### Task requirements
Copy each line of the listing below exactly.

Segment Start: Records provided

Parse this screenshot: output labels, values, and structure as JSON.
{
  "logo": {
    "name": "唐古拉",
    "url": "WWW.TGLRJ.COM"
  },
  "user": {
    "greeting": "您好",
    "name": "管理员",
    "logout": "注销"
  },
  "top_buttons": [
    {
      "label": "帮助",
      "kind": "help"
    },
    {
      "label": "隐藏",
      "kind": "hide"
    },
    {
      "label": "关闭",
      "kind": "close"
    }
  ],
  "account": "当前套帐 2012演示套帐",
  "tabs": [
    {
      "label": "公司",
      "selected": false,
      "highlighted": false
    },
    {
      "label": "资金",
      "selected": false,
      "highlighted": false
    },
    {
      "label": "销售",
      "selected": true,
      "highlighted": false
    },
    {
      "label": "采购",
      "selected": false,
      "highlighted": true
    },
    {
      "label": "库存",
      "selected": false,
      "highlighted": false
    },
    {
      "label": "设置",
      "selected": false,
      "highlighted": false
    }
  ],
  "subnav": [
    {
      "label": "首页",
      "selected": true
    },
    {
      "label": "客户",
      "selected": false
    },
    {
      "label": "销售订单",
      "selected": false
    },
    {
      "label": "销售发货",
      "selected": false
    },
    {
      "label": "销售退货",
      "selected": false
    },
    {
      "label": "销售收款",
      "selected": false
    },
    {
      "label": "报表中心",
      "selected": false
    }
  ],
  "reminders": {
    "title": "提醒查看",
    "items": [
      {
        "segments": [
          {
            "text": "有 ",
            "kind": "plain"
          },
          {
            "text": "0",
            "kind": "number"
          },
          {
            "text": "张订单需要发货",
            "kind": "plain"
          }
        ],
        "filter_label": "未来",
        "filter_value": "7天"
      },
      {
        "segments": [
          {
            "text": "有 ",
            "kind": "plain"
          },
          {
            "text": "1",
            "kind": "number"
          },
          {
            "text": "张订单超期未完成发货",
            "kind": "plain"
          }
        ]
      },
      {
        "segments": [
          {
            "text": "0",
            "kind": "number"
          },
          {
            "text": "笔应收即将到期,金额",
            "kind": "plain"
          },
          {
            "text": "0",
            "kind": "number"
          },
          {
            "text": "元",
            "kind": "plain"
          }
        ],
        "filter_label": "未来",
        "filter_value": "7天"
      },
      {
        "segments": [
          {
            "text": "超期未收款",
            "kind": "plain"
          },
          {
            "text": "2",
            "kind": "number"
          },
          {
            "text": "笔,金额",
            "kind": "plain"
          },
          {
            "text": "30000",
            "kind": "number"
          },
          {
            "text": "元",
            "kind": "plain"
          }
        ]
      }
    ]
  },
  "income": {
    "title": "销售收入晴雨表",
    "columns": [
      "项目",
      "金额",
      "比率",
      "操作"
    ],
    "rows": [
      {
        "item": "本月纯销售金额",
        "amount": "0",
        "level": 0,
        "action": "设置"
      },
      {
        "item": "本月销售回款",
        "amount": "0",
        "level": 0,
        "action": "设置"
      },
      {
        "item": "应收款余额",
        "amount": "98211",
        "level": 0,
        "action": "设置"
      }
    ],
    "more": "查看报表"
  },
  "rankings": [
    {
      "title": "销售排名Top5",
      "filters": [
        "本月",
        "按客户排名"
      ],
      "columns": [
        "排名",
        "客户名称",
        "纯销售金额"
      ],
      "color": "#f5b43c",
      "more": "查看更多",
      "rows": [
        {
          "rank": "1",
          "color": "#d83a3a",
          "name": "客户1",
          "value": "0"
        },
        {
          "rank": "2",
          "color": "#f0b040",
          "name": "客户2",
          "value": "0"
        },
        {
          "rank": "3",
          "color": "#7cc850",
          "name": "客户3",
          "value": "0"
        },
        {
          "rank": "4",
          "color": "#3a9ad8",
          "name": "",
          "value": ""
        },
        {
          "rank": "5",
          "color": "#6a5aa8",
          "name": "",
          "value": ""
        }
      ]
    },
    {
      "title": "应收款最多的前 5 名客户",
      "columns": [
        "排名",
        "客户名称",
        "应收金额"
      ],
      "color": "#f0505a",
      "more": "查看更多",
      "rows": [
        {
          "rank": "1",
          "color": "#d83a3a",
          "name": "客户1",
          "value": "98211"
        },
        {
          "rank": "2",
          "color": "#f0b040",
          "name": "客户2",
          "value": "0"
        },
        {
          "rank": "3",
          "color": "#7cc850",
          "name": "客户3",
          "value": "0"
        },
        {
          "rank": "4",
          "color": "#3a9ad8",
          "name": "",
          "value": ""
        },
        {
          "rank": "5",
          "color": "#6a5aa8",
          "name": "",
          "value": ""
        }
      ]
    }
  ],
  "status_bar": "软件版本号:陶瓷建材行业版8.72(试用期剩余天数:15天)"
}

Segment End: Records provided

### Response area
Parse this screenshot: output labels, values, and structure as JSON.
{
  "logo": {
    "name": "唐古拉",
    "url": "WWW.TGLRJ.COM"
  },
  "user": {
    "greeting": "您好",
    "name": "管理员",
    "logout": "注销"
  },
  "top_buttons": [
    {
      "label": "帮助",
      "kind": "help"
    },
    {
      "label": "隐藏",
      "kind": "hide"
    },
    {
      "label": "关闭",
      "kind": "close"
    }
  ],
  "account": "当前套帐 2012演示套帐",
  "tabs": [
    {
      "label": "公司",
      "selected": false,
      "highlighted": false
    },
    {
      "label": "资金",
      "selected": false,
      "highlighted": false
    },
    {
      "label": "销售",
      "selected": true,
      "highlighted": false
    },
    {
      "label": "采购",
      "selected": false,
      "highlighted": true
    },
    {
      "label": "库存",
      "selected": false,
      "highlighted": false
    },
    {
      "label": "设置",
      "selected": false,
      "highlighted": false
    }
  ],
  "subnav": [
    {
      "label": "首页",
      "selected": true
    },
    {
      "label": "客户",
      "selected": false
    },
    {
      "label": "销售订单",
      "selected": false
    },
    {
      "label": "销售发货",
      "selected": false
    },
    {
      "label": "销售退货",
      "selected": false
    },
    {
      "label": "销售收款",
      "selected": false
    },
    {
      "label": "报表中心",
      "selected": false
    }
  ],
  "reminders": {
    "title": "提醒查看",
    "items": [
      {
        "segments": [
          {
            "text": "有 ",
            "kind": "plain"
          },
          {
            "text": "0",
            "kind": "number"
          },
          {
            "text": "张订单需要发货",
            "kind": "plain"
          }
        ],
        "filter_label": "未来",
        "filter_value": "7天"
      },
      {
        "segments": [
          {
            "text": "有 ",
            "kind": "plain"
          },
          {
            "text": "1",
            "kind": "number"
          },
          {
            "text": "张订单超期未完成发货",
            "kind": "plain"
          }
        ]
      },
      {
        "segments": [
          {
            "text": "0",
            "kind": "number"
          },
          {
            "text": "笔应收即将到期,金额",
            "kind": "plain"
          },
          {
            "text": "0",
            "kind": "number"
          },
          {
            "text": "元",
            "kind": "plain"
          }
        ],
        "filter_label": "未来",
        "filter_value": "7天"
      },
      {
        "segments": [
          {
            "text": "超期未收款",
            "kind": "plain"
          },
          {
            "text": "2",
            "kind": "number"
          },
          {
            "text": "笔,金额",
            "kind": "plain"
          },
          {
            "text": "30000",
            "kind": "number"
          },
          {
            "text": "元",
            "kind": "plain"
          }
        ]
      }
    ]
  },
  "income": {
    "title": "销售收入晴雨表",
    "columns": [
      "项目",
      "金额",
      "比率",
      "操作"
    ],
    "rows": [
      {
        "item": "本月纯销售金额",
        "amount": "0",
        "level": 0,
        "action": "设置"
      },
      {
        "item": "本月销售回款",
        "amount": "0",
        "level": 0,
        "action": "设置"
      },
      {
        "item": "应收款余额",
        "amount": "98211",
        "level": 0,
        "action": "设置"
      }
    ],
    "more": "查看报表"
  },
  "rankings": [
    {
      "title": "销售排名Top5",
      "filters": [
        "本月",
        "按客户排名"
      ],
      "columns": [
        "排名",
        "客户名称",
        "纯销售金额"
      ],
      "color": "#f5b43c",
      "more": "查看更多",
      "rows": [
        {
          "rank": "1",
          "color": "#d83a3a",
          "name": "客户1",
          "value": "0"
        },
        {
          "rank": "2",
          "color": "#f0b040",
          "name": "客户2",
          "value": "0"
        },
        {
          "rank": "3",
          "color": "#7cc850",
          "name": "客户3",
          "value": "0"
        },
        {
          "rank": "4",
          "color": "#3a9ad8",
          "name": "",
          "value": ""
        },
        {
          "rank": "5",
          "color": "#6a5aa8",
          "name": "",
          "value": ""
        }
      ]
    },
    {
      "title": "应收款最多的前 5 名客户",
      "columns": [
        "排名",
        "客户名称",
        "应收金额"
      ],
      "color": "#f0505a",
      "more": "查看更多",
      "rows": [
        {
          "rank": "1",
          "color": "#d83a3a",
          "name": "客户1",
          "value": "98211"
        },
        {
          "rank": "2",
          "color": "#f0b040",
          "name": "客户2",
          "value": "0"
        },
        {
          "rank": "3",
          "color": "#7cc850",
          "name": "客户3",
          "value": "0"
        },
        {
          "rank": "4",
          "color": "#3a9ad8",
          "name": "",
          "value": ""
        },
        {
          "rank": "5",
          "color": "#6a5aa8",
          "name": "",
          "value": ""
        }
      ]
    }
  ],
  "status_bar": "软件版本号:陶瓷建材行业版8.72(试用期剩余天数:15天)"
}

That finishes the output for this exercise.